_INSTRUCTIONS FOR THE TASK_. Report every line of the records that includes the word "name".

Website and app data records
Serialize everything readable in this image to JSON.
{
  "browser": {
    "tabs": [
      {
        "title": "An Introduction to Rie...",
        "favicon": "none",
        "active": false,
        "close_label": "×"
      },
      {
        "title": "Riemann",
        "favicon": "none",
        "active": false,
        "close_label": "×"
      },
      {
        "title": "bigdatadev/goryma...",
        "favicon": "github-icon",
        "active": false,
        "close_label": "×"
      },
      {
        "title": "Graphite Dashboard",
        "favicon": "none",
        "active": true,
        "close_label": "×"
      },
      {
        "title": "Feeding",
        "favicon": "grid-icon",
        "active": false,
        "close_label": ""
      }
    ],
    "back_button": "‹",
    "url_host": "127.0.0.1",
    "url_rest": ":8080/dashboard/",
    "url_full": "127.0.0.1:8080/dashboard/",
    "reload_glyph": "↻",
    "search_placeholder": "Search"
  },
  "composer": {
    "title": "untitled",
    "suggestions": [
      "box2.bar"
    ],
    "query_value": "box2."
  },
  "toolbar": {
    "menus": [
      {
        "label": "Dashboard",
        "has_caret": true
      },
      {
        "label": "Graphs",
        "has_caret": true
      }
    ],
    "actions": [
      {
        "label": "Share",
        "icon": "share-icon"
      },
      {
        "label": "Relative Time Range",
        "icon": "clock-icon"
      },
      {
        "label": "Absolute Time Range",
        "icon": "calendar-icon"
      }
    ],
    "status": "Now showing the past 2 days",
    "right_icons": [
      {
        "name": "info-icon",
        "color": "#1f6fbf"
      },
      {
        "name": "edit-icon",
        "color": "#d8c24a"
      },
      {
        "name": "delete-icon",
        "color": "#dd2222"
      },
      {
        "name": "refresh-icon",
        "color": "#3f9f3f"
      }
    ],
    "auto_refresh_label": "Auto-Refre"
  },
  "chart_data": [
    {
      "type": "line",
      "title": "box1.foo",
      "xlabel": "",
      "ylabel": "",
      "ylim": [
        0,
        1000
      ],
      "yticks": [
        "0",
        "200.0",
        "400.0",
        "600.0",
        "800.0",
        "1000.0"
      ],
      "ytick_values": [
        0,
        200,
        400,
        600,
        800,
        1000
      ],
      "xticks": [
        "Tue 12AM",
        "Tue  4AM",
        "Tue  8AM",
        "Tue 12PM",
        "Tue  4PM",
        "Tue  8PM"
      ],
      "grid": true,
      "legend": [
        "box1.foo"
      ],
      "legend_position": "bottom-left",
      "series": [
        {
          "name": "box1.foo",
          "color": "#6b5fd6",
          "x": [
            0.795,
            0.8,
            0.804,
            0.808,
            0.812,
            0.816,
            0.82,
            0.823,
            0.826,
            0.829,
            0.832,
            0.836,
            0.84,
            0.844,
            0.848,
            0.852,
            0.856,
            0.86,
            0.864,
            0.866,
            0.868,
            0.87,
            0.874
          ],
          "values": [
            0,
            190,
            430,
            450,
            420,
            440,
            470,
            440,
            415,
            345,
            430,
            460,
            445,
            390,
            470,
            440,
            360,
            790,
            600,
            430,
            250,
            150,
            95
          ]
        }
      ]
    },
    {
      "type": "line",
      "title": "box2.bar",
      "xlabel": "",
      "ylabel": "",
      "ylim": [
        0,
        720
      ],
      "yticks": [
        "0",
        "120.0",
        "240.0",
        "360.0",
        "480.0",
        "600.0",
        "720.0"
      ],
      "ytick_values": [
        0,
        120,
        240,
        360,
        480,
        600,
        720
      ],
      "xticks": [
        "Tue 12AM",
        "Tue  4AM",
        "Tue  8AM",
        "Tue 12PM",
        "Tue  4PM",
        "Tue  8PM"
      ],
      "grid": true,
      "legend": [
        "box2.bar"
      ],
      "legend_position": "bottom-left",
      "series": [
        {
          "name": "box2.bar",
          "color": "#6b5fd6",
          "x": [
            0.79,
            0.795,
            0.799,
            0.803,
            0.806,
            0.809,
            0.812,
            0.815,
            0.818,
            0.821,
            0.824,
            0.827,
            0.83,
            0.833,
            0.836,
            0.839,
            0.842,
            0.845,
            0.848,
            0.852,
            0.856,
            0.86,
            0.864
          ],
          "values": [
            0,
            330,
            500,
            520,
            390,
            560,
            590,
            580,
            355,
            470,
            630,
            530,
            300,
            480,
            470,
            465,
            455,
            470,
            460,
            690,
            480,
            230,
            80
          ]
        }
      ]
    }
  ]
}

_EXERCISE ANSWER_.
        "name": "info-icon",
        "name": "edit-icon",
        "name": "delete-icon",
        "name": "refresh-icon",
          "name": "box1.foo",
          "name": "box2.bar",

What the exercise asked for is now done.